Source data
━━━━━━

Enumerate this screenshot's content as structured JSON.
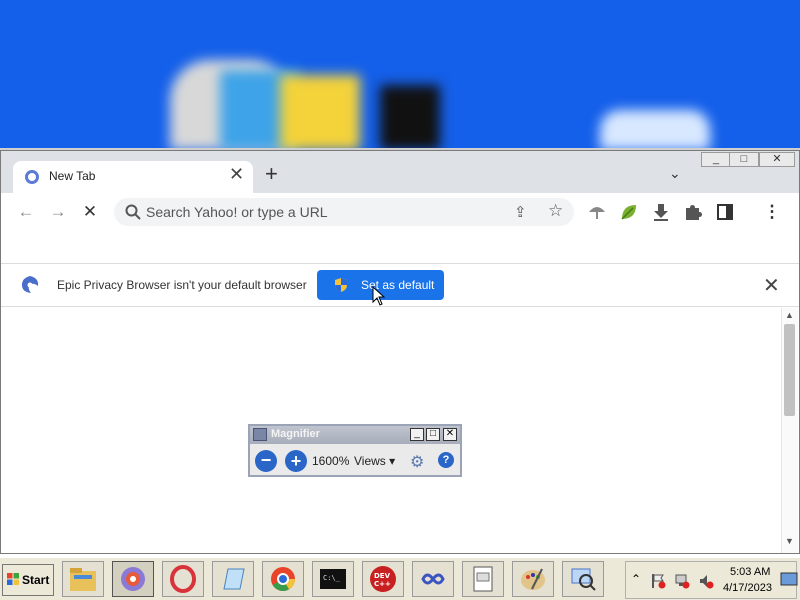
{
  "tab": {
    "title": "New Tab",
    "close_glyph": "✕",
    "new_tab_glyph": "+",
    "search_glyph": "⌄"
  },
  "window_controls": {
    "minimize": "_",
    "maximize": "□",
    "close": "✕"
  },
  "toolbar": {
    "back_glyph": "←",
    "forward_glyph": "→",
    "stop_glyph": "✕",
    "omnibox_placeholder": "Search Yahoo! or type a URL",
    "share_glyph": "⇪",
    "star_glyph": "☆",
    "menu_glyph": "⋮"
  },
  "infobar": {
    "message": "Epic Privacy Browser isn't your default browser",
    "button_label": "Set as default",
    "close_glyph": "✕"
  },
  "magnifier": {
    "title": "Magnifier",
    "zoom_out": "−",
    "zoom_in": "+",
    "zoom_level": "1600%",
    "views_label": "Views ▾",
    "help": "?",
    "gear": "⚙",
    "min": "_",
    "max": "□",
    "close": "✕"
  },
  "taskbar": {
    "start_label": "Start",
    "clock_time": "5:03 AM",
    "clock_date": "4/17/2023",
    "tray_arrow": "⌃",
    "apps": [
      {
        "name": "file-explorer",
        "color": "#e8c15a"
      },
      {
        "name": "epic-browser",
        "color": "#8a7ad6"
      },
      {
        "name": "opera",
        "color": "#d8323b"
      },
      {
        "name": "notepad",
        "color": "#6aa3d8"
      },
      {
        "name": "chrome",
        "color": "#3a9b4a"
      },
      {
        "name": "command-prompt",
        "color": "#111111"
      },
      {
        "name": "dev-cpp",
        "color": "#c82020"
      },
      {
        "name": "infinity-app",
        "color": "#3a54c0"
      },
      {
        "name": "html-file",
        "color": "#dcdcdc"
      },
      {
        "name": "paint",
        "color": "#c9a36a"
      },
      {
        "name": "magnifier",
        "color": "#4a74c9"
      }
    ]
  },
  "colors": {
    "accent": "#1a73e8",
    "magnified_blue": "#1560ea",
    "taskbar": "#ece9d8"
  }
}
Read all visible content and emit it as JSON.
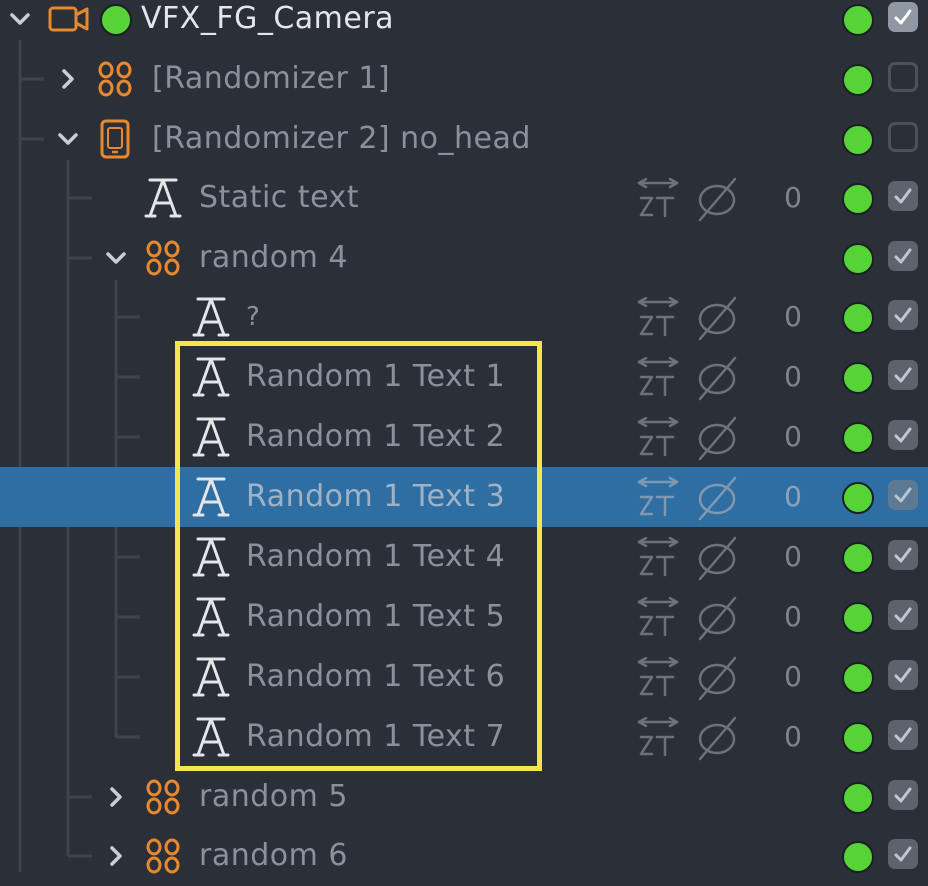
{
  "colors": {
    "background": "#2b3038",
    "selected_row": "#2f6ea3",
    "orange_icon": "#e8892f",
    "visibility_green": "#56d337",
    "highlight_box": "#f4e64c"
  },
  "tree": [
    {
      "label": "VFX_FG_Camera",
      "icon": "camera-icon",
      "expanded": true,
      "has_toggle": true,
      "has_status_dot": true,
      "checked": true
    },
    {
      "label": "[Randomizer 1]",
      "icon": "randomizer-icon",
      "expanded": false,
      "has_toggle": true,
      "checked": false
    },
    {
      "label": "[Randomizer 2] no_head",
      "icon": "device-icon",
      "expanded": true,
      "has_toggle": true,
      "checked": false
    },
    {
      "label": "Static text",
      "icon": "text-icon",
      "has_toggle": false,
      "value": "0",
      "checked": true
    },
    {
      "label": "random 4",
      "icon": "randomizer-icon",
      "expanded": true,
      "has_toggle": true,
      "checked": true
    },
    {
      "label": "?",
      "icon": "text-icon",
      "has_toggle": false,
      "value": "0",
      "checked": true
    },
    {
      "label": "Random 1 Text 1",
      "icon": "text-icon",
      "has_toggle": false,
      "value": "0",
      "checked": true
    },
    {
      "label": "Random 1 Text 2",
      "icon": "text-icon",
      "has_toggle": false,
      "value": "0",
      "checked": true
    },
    {
      "label": "Random 1 Text 3",
      "icon": "text-icon",
      "has_toggle": false,
      "value": "0",
      "checked": true,
      "selected": true
    },
    {
      "label": "Random 1 Text 4",
      "icon": "text-icon",
      "has_toggle": false,
      "value": "0",
      "checked": true
    },
    {
      "label": "Random 1 Text 5",
      "icon": "text-icon",
      "has_toggle": false,
      "value": "0",
      "checked": true
    },
    {
      "label": "Random 1 Text 6",
      "icon": "text-icon",
      "has_toggle": false,
      "value": "0",
      "checked": true
    },
    {
      "label": "Random 1 Text 7",
      "icon": "text-icon",
      "has_toggle": false,
      "value": "0",
      "checked": true
    },
    {
      "label": "random 5",
      "icon": "randomizer-icon",
      "expanded": false,
      "has_toggle": true,
      "checked": true
    },
    {
      "label": "random 6",
      "icon": "randomizer-icon",
      "expanded": false,
      "has_toggle": true,
      "checked": true
    }
  ]
}
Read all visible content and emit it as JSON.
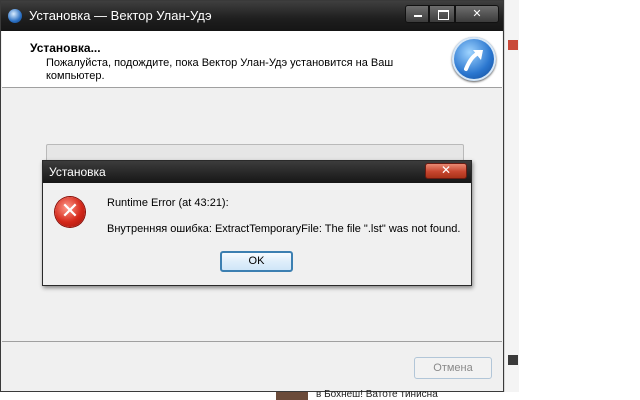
{
  "colors": {
    "titlebar": "#1e1e1e",
    "accent": "#2a76cf",
    "error": "#d4281a",
    "ok_border": "#3c7fb1"
  },
  "main_window": {
    "title": "Установка — Вектор Улан-Удэ",
    "app_icon": "installer-icon",
    "header_title": "Установка...",
    "header_subtitle": "Пожалуйста, подождите, пока Вектор Улан-Удэ установится на Ваш компьютер.",
    "logo_icon": "arrow-logo-icon",
    "cancel_label": "Отмена",
    "progress": 0
  },
  "error_dialog": {
    "title": "Установка",
    "icon": "error-icon",
    "message_line1": "Runtime Error (at 43:21):",
    "message_line2": "Внутренняя ошибка: ExtractTemporaryFile: The file \".lst\" was not found.",
    "ok_label": "OK"
  },
  "background": {
    "bottom_text": "в Бохнеш! Ватоте тинисна"
  }
}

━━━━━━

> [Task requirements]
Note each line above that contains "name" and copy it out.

> [Answer space]
        "name": "file-explorer",
        "name": "epic-browser",
        "name": "opera",
        "name": "notepad",
        "name": "chrome",
        "name": "command-prompt",
        "name": "dev-cpp",
        "name": "infinity-app",
        "name": "html-file",
        "name": "paint",
        "name": "magnifier",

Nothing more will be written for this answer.